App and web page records
◇ ◇ ◇ ◇

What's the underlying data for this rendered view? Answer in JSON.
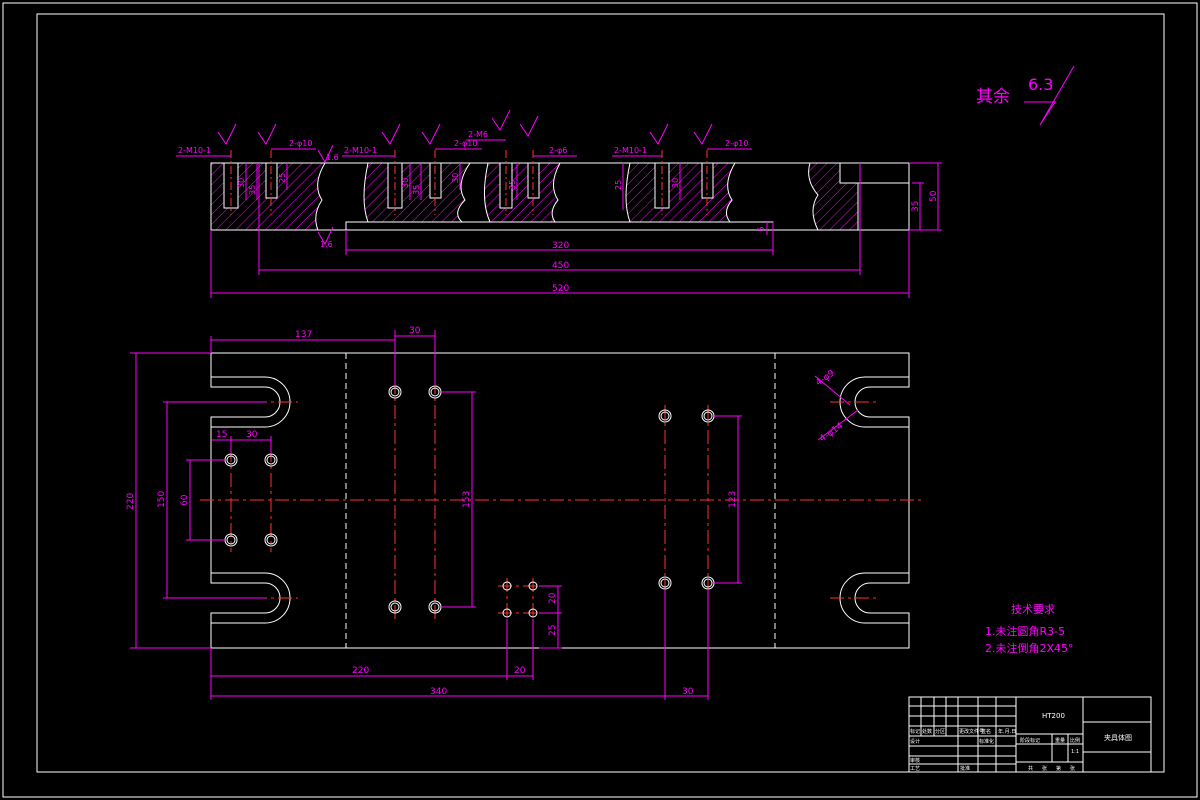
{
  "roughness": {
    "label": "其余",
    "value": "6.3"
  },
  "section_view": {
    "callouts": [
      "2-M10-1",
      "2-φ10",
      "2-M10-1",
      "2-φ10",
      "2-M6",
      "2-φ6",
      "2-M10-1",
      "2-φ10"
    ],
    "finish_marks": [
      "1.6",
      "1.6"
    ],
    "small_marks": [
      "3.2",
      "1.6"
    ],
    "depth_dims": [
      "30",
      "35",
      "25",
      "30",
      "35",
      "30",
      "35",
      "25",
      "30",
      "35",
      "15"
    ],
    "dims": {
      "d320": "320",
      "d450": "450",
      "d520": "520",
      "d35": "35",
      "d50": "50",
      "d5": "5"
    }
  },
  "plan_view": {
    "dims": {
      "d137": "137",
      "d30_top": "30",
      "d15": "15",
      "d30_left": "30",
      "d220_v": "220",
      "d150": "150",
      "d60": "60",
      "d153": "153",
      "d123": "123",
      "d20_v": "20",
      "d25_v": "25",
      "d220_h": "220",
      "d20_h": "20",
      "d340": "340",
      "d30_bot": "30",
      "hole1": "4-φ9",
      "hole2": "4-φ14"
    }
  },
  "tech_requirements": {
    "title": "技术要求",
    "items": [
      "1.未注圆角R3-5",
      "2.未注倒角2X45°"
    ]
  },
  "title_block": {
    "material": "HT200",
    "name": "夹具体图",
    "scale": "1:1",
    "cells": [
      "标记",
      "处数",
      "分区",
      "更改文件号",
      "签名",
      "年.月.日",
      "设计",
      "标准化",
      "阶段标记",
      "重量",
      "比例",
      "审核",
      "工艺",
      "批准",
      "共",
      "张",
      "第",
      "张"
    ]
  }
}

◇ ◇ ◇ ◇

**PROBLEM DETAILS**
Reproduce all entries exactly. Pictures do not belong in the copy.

**EXPECTED ANSWER**
What's the underlying data for this rendered view? Answer in JSON.
{
  "roughness": {
    "label": "其余",
    "value": "6.3"
  },
  "section_view": {
    "callouts": [
      "2-M10-1",
      "2-φ10",
      "2-M10-1",
      "2-φ10",
      "2-M6",
      "2-φ6",
      "2-M10-1",
      "2-φ10"
    ],
    "finish_marks": [
      "1.6",
      "1.6"
    ],
    "small_marks": [
      "3.2",
      "1.6"
    ],
    "depth_dims": [
      "30",
      "35",
      "25",
      "30",
      "35",
      "30",
      "35",
      "25",
      "30",
      "35",
      "15"
    ],
    "dims": {
      "d320": "320",
      "d450": "450",
      "d520": "520",
      "d35": "35",
      "d50": "50",
      "d5": "5"
    }
  },
  "plan_view": {
    "dims": {
      "d137": "137",
      "d30_top": "30",
      "d15": "15",
      "d30_left": "30",
      "d220_v": "220",
      "d150": "150",
      "d60": "60",
      "d153": "153",
      "d123": "123",
      "d20_v": "20",
      "d25_v": "25",
      "d220_h": "220",
      "d20_h": "20",
      "d340": "340",
      "d30_bot": "30",
      "hole1": "4-φ9",
      "hole2": "4-φ14"
    }
  },
  "tech_requirements": {
    "title": "技术要求",
    "items": [
      "1.未注圆角R3-5",
      "2.未注倒角2X45°"
    ]
  },
  "title_block": {
    "material": "HT200",
    "name": "夹具体图",
    "scale": "1:1",
    "cells": [
      "标记",
      "处数",
      "分区",
      "更改文件号",
      "签名",
      "年.月.日",
      "设计",
      "标准化",
      "阶段标记",
      "重量",
      "比例",
      "审核",
      "工艺",
      "批准",
      "共",
      "张",
      "第",
      "张"
    ]
  }
}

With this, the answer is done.